◆ Data shown ◆
+++
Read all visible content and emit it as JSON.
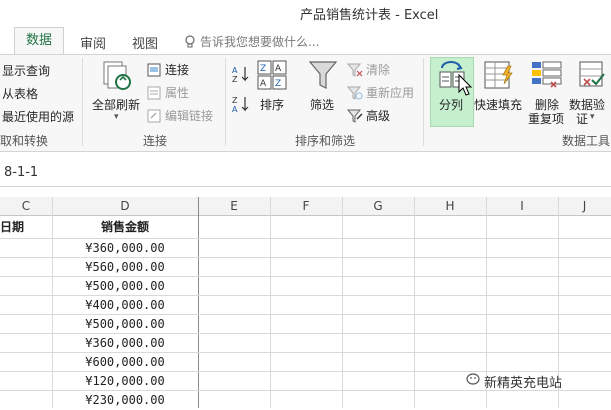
{
  "window": {
    "title": "产品销售统计表 - Excel"
  },
  "tabs": {
    "data": "数据",
    "review": "审阅",
    "view": "视图",
    "tell_me": "告诉我您想要做什么..."
  },
  "ribbon": {
    "get_transform": {
      "items": [
        "显示查询",
        "从表格",
        "最近使用的源"
      ],
      "group_label": "取和转换"
    },
    "connections": {
      "refresh_all": "全部刷新",
      "connections": "连接",
      "properties": "属性",
      "edit_links": "编辑链接",
      "group_label": "连接"
    },
    "sort_filter": {
      "sort": "排序",
      "filter": "筛选",
      "clear": "清除",
      "reapply": "重新应用",
      "advanced": "高级",
      "group_label": "排序和筛选"
    },
    "data_tools": {
      "text_to_columns": "分列",
      "flash_fill": "快速填充",
      "remove_duplicates_line1": "删除",
      "remove_duplicates_line2": "重复项",
      "validation_line1": "数据验",
      "validation_line2": "证",
      "group_label": "数据工具"
    }
  },
  "formula_bar": {
    "value": "8-1-1"
  },
  "columns": [
    "C",
    "D",
    "E",
    "F",
    "G",
    "H",
    "I",
    "J"
  ],
  "header_row": {
    "c": "日期",
    "d": "销售金额"
  },
  "sales_amounts": [
    "¥360,000.00",
    "¥560,000.00",
    "¥500,000.00",
    "¥400,000.00",
    "¥500,000.00",
    "¥360,000.00",
    "¥600,000.00",
    "¥120,000.00",
    "¥230,000.00"
  ],
  "watermark": "新精英充电站",
  "colors": {
    "accent": "#217346",
    "selected_button": "#c6efce"
  }
}
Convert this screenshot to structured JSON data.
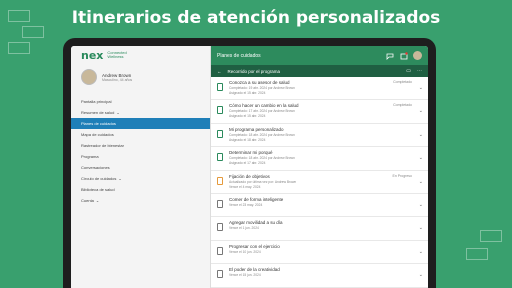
{
  "headline": "Itinerarios de atención personalizados",
  "logo": {
    "main": "nex",
    "sub1": "Connected",
    "sub2": "Wellness"
  },
  "profile": {
    "name": "Andrew Brown",
    "sub": "Masculino, 44 años"
  },
  "nav": [
    {
      "label": "Pantalla principal",
      "active": false
    },
    {
      "label": "Resumen de salud",
      "active": false,
      "chev": "⌄"
    },
    {
      "label": "Planes de cuidados",
      "active": true
    },
    {
      "label": "Mapa de cuidados",
      "active": false
    },
    {
      "label": "Rastreador de bienestar",
      "active": false
    },
    {
      "label": "Programa",
      "active": false
    },
    {
      "label": "Conversaciones",
      "active": false
    },
    {
      "label": "Círculo de cuidados",
      "active": false,
      "chev": "⌄"
    },
    {
      "label": "Biblioteca de salud",
      "active": false
    },
    {
      "label": "Cuenta",
      "active": false,
      "chev": "⌄"
    }
  ],
  "topbar": {
    "title": "Planes de cuidados"
  },
  "subbar": {
    "title": "Recorrido por el programa"
  },
  "rows": [
    {
      "title": "Conozca a su asesor de salud",
      "line1": "Completado: 19 abr. 2024 por Andrew Brown",
      "line2": "Asignado el 15 abr. 2024",
      "status": "Completado",
      "kind": "done"
    },
    {
      "title": "Cómo hacer un cambio en la salud",
      "line1": "Completado: 17 abr. 2024 por Andrew Brown",
      "line2": "Asignado el 15 abr. 2024",
      "status": "Completado",
      "kind": "done"
    },
    {
      "title": "Mi programa personalizado",
      "line1": "Completado: 18 abr. 2024 por Andrew Brown",
      "line2": "Asignado el 18 abr. 2024",
      "status": "",
      "kind": "done"
    },
    {
      "title": "Determinar mi porqué",
      "line1": "Completado: 18 abr. 2024 por Andrew Brown",
      "line2": "Asignado el 17 abr. 2024",
      "status": "",
      "kind": "done"
    },
    {
      "title": "Fijación de objetivos",
      "line1": "Actualizado por última vez por: Andrew Brown",
      "line2": "Vence el 4 may. 2024",
      "status": "En Progreso",
      "kind": "prog"
    },
    {
      "title": "Comer de forma inteligente",
      "line1": "Vence el 23 may. 2024",
      "line2": "",
      "status": "",
      "kind": "todo"
    },
    {
      "title": "Agregar movilidad a su día",
      "line1": "Vence el 1 jun. 2024",
      "line2": "",
      "status": "",
      "kind": "todo"
    },
    {
      "title": "Progresar con el ejercicio",
      "line1": "Vence el 10 jun. 2024",
      "line2": "",
      "status": "",
      "kind": "todo"
    },
    {
      "title": "El poder de la creatividad",
      "line1": "Vence el 15 jun. 2024",
      "line2": "",
      "status": "",
      "kind": "todo"
    }
  ]
}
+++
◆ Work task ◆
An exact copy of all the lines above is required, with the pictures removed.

◆ Response to the exercise ◆
Read all visible content and emit it as JSON.
{
  "window": {
    "title": "产品销售统计表 - Excel"
  },
  "tabs": {
    "data": "数据",
    "review": "审阅",
    "view": "视图",
    "tell_me": "告诉我您想要做什么..."
  },
  "ribbon": {
    "get_transform": {
      "items": [
        "显示查询",
        "从表格",
        "最近使用的源"
      ],
      "group_label": "取和转换"
    },
    "connections": {
      "refresh_all": "全部刷新",
      "connections": "连接",
      "properties": "属性",
      "edit_links": "编辑链接",
      "group_label": "连接"
    },
    "sort_filter": {
      "sort": "排序",
      "filter": "筛选",
      "clear": "清除",
      "reapply": "重新应用",
      "advanced": "高级",
      "group_label": "排序和筛选"
    },
    "data_tools": {
      "text_to_columns": "分列",
      "flash_fill": "快速填充",
      "remove_duplicates_line1": "删除",
      "remove_duplicates_line2": "重复项",
      "validation_line1": "数据验",
      "validation_line2": "证",
      "group_label": "数据工具"
    }
  },
  "formula_bar": {
    "value": "8-1-1"
  },
  "columns": [
    "C",
    "D",
    "E",
    "F",
    "G",
    "H",
    "I",
    "J"
  ],
  "header_row": {
    "c": "日期",
    "d": "销售金额"
  },
  "sales_amounts": [
    "¥360,000.00",
    "¥560,000.00",
    "¥500,000.00",
    "¥400,000.00",
    "¥500,000.00",
    "¥360,000.00",
    "¥600,000.00",
    "¥120,000.00",
    "¥230,000.00"
  ],
  "watermark": "新精英充电站",
  "colors": {
    "accent": "#217346",
    "selected_button": "#c6efce"
  }
}
Convert this screenshot to structured JSON data.
{
  "headline": "Itinerarios de atención personalizados",
  "logo": {
    "main": "nex",
    "sub1": "Connected",
    "sub2": "Wellness"
  },
  "profile": {
    "name": "Andrew Brown",
    "sub": "Masculino, 44 años"
  },
  "nav": [
    {
      "label": "Pantalla principal",
      "active": false
    },
    {
      "label": "Resumen de salud",
      "active": false,
      "chev": "⌄"
    },
    {
      "label": "Planes de cuidados",
      "active": true
    },
    {
      "label": "Mapa de cuidados",
      "active": false
    },
    {
      "label": "Rastreador de bienestar",
      "active": false
    },
    {
      "label": "Programa",
      "active": false
    },
    {
      "label": "Conversaciones",
      "active": false
    },
    {
      "label": "Círculo de cuidados",
      "active": false,
      "chev": "⌄"
    },
    {
      "label": "Biblioteca de salud",
      "active": false
    },
    {
      "label": "Cuenta",
      "active": false,
      "chev": "⌄"
    }
  ],
  "topbar": {
    "title": "Planes de cuidados"
  },
  "subbar": {
    "title": "Recorrido por el programa"
  },
  "rows": [
    {
      "title": "Conozca a su asesor de salud",
      "line1": "Completado: 19 abr. 2024 por Andrew Brown",
      "line2": "Asignado el 15 abr. 2024",
      "status": "Completado",
      "kind": "done"
    },
    {
      "title": "Cómo hacer un cambio en la salud",
      "line1": "Completado: 17 abr. 2024 por Andrew Brown",
      "line2": "Asignado el 15 abr. 2024",
      "status": "Completado",
      "kind": "done"
    },
    {
      "title": "Mi programa personalizado",
      "line1": "Completado: 18 abr. 2024 por Andrew Brown",
      "line2": "Asignado el 18 abr. 2024",
      "status": "",
      "kind": "done"
    },
    {
      "title": "Determinar mi porqué",
      "line1": "Completado: 18 abr. 2024 por Andrew Brown",
      "line2": "Asignado el 17 abr. 2024",
      "status": "",
      "kind": "done"
    },
    {
      "title": "Fijación de objetivos",
      "line1": "Actualizado por última vez por: Andrew Brown",
      "line2": "Vence el 4 may. 2024",
      "status": "En Progreso",
      "kind": "prog"
    },
    {
      "title": "Comer de forma inteligente",
      "line1": "Vence el 23 may. 2024",
      "line2": "",
      "status": "",
      "kind": "todo"
    },
    {
      "title": "Agregar movilidad a su día",
      "line1": "Vence el 1 jun. 2024",
      "line2": "",
      "status": "",
      "kind": "todo"
    },
    {
      "title": "Progresar con el ejercicio",
      "line1": "Vence el 10 jun. 2024",
      "line2": "",
      "status": "",
      "kind": "todo"
    },
    {
      "title": "El poder de la creatividad",
      "line1": "Vence el 15 jun. 2024",
      "line2": "",
      "status": "",
      "kind": "todo"
    }
  ]
}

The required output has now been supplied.